Developmental Psychology Studies You Need To Know
If you haven't already, I would recommend reading the following articles to fully prepare yourself for your unit 1 exam!
- Cognitive Psychology Studies
- The Working Memory Model
- The Multi-Store Model
- Bowlby's Theory Of Attachment
This hub will outline some of the key studies and theories that you must know for the developmental psychology (attachment) aspect of the exam, with their strengths and weaknesses and what they support and oppose.
The Learning Theory
The learning theory basically stated that the attachment between an infant and their caregiver is a behaviour that is learned rather than something that is innate or inborn. There are two aspects to the learning theory and these are:
- Classical Conditioning
- Operant Conditioning
Classical conditioning is essentially where an unconditioned stimulus produces an unconditioned response (such as a baby being given food which is an unconditioned stimulus and becomes happy which is an unconditioned response to this). The person that is responsible for feeding the baby will be associated with this pleasant feeling.
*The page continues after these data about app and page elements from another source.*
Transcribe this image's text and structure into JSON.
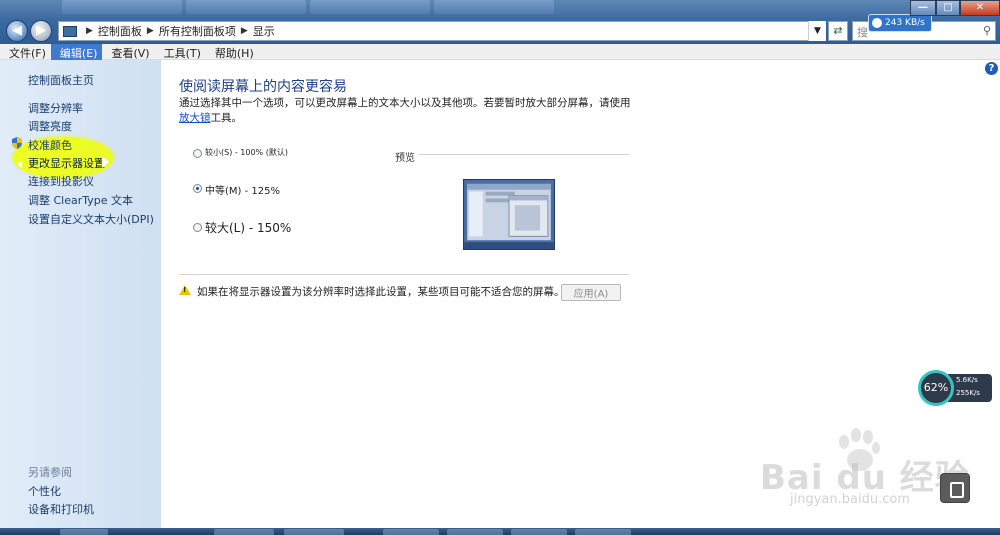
{
  "window": {
    "breadcrumb": [
      "控制面板",
      "所有控制面板项",
      "显示"
    ],
    "search_placeholder": "搜",
    "download_speed": "243 KB/s"
  },
  "menubar": {
    "items": [
      "文件(F)",
      "编辑(E)",
      "查看(V)",
      "工具(T)",
      "帮助(H)"
    ],
    "active_index": 1
  },
  "sidebar": {
    "home": "控制面板主页",
    "items": [
      "调整分辨率",
      "调整亮度",
      "校准颜色",
      "更改显示器设置",
      "连接到投影仪",
      "调整 ClearType 文本",
      "设置自定义文本大小(DPI)"
    ],
    "current_index": 3,
    "see_also_title": "另请参阅",
    "see_also": [
      "个性化",
      "设备和打印机"
    ]
  },
  "main": {
    "title": "使阅读屏幕上的内容更容易",
    "desc_before_link": "通过选择其中一个选项，可以更改屏幕上的文本大小以及其他项。若要暂时放大部分屏幕，请使用",
    "desc_link": "放大镜",
    "desc_after_link": "工具。",
    "options": [
      {
        "label": "较小(S) - 100% (默认)",
        "selected": false
      },
      {
        "label": "中等(M) - 125%",
        "selected": true
      },
      {
        "label": "较大(L) - 150%",
        "selected": false
      }
    ],
    "preview_label": "预览",
    "warning_text": "如果在将显示器设置为该分辨率时选择此设置，某些项目可能不适合您的屏幕。",
    "apply_label": "应用(A)"
  },
  "net_widget": {
    "percent": "62%",
    "upload": "5.6K/s",
    "download": "255K/s"
  },
  "watermark": {
    "logo": "Bai du 经验",
    "url": "jingyan.baidu.com"
  }
}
If the person then feeds the baby over and over again they will become the stimulus that causes the happiness of the baby. This association between the caregiver and pleasure is the basis for the attachment between the caregiver and infant.
Operant conditioning occurs when someone is either punished or rewarded for a behaviour that they displayed. When the person is rewarded for their behaviour then this behaviour will be positively reinforced and the person will be much more likely to repeat it. In terms of attachment, operant conditioning says that when an infant is uncomfortable (say because they are hungry), feeding them replaces this uncomfortable feeling is with pleasure. The food then becomes the primary reinforcer and the the person feeding the infant will be associated with the pleasant feeling and become the secondary reinforcer.
Strengths and Weaknesses of the Learning Theory as an Explanation of Attachment
It has been shown that we do learn through association and reinforcement, and the learning theory does provide an adequate explanation of how attachments between caregivers and infants can form; however, it states that the main reinforcer is food, which may not be the case.
Harlow's monkey study was conducted to see if food is in fact the primary reinforcer or if there are other aspects that contribute to the forming of attachments. Harlow got a baby monkey and gave it the option of either food (portrayed by a wire 'monkey' with an attached food bottle) or comfort (portrayed by a wire 'monkey' covered in cloth).
If the learning theory was completely accurate then the baby monkey would have gone to the food 'monkey' most of the time, whereas it was actually the opposite that was true. The baby monkey spent most of his time on the comfort 'monkey,' which suggests that other things are involved in the formation of attachment.
Ainsworth's Uganda Study
In 1954 a psychologist called Mary Ainsworth conducted a observation study into mother and infant interactions in Uganda. She chose Uganda as the place to conduct her study because as an American she wanted to see what the differences were between infant-caregiver attachment in two completely different cultures.
The participants of the study were 26 mothers and their infants. Some of the observations that she made were that mothers that were more sensitive to their child's needs tended to have children who were more securely attached and were more independent. This observation could not be explained by the learning theory; however it could be explained by the 'secure base' aspect of Bowlby's theory of attachment.
The findings showed that in both the USA and in Uganda there were similar attachment types (such as secure attachment).
Strengths and Weaknesses of Ainsworth's Uganda study
That the Uganda study evaluated attachment types by the means of natural observation means that the study is high in ecological validity and can therefore be generalised to other similar situations. Neverthless, there are some weaknesses to using natural observation research techniques. Some studies, like the Uganda study, have been shown to have something called 'investigator bias.' This is where the person observing and conducting the experiment may see what they want to see. Bias may mean that if more than one person observes there may be very different observations, which in turn leads to low inter-observer reliability.
The Strange Situation
The strange situation was a study that was conducted by Ainsworth and Wittig in 1969 in order to test the nature of attachment. The study involved putting infants into situations that would either be anxiety-provoking or that the infant had probably never witnessed before. There are 8 episodes involved in the strange situation some of which include:
- Parent sits whilst the infant plays: the behaviour of the infant is assessed to see if they use their parent as a secure base.
- A stranger is introduced to the infant and the mother leaves: assesses stranger and separation anxiety.
- The parent comes back into the room: assesses the behaviour that the child shows upon reunion.
This study was conducted by many psychologists on many infants and the results collected by Ainsworth. She deduced that four main attachment types that were observed in all of the 106 middle-class infants. These are:
- Secure attachment
- Insecure-avoidant attachment
- Insecure-resistant attachment
- Insecure-disorganized attachment
Strengths and Weaknesses of the 'Strange Situation' Experiment
The 'strange situation' was devised in order to try and measure the types of attachment infants have with their caregivers; however it has been argued that maybe the experiment actually measures the quality of the attachment rather than the type of attachment. A study that supports this criticism of the strange situation is that of Main and Weston. The study found that infants behaved differently around each one of their parents, which suggests that it is actually the relationship being measured rather than the attachment that the infant possesses.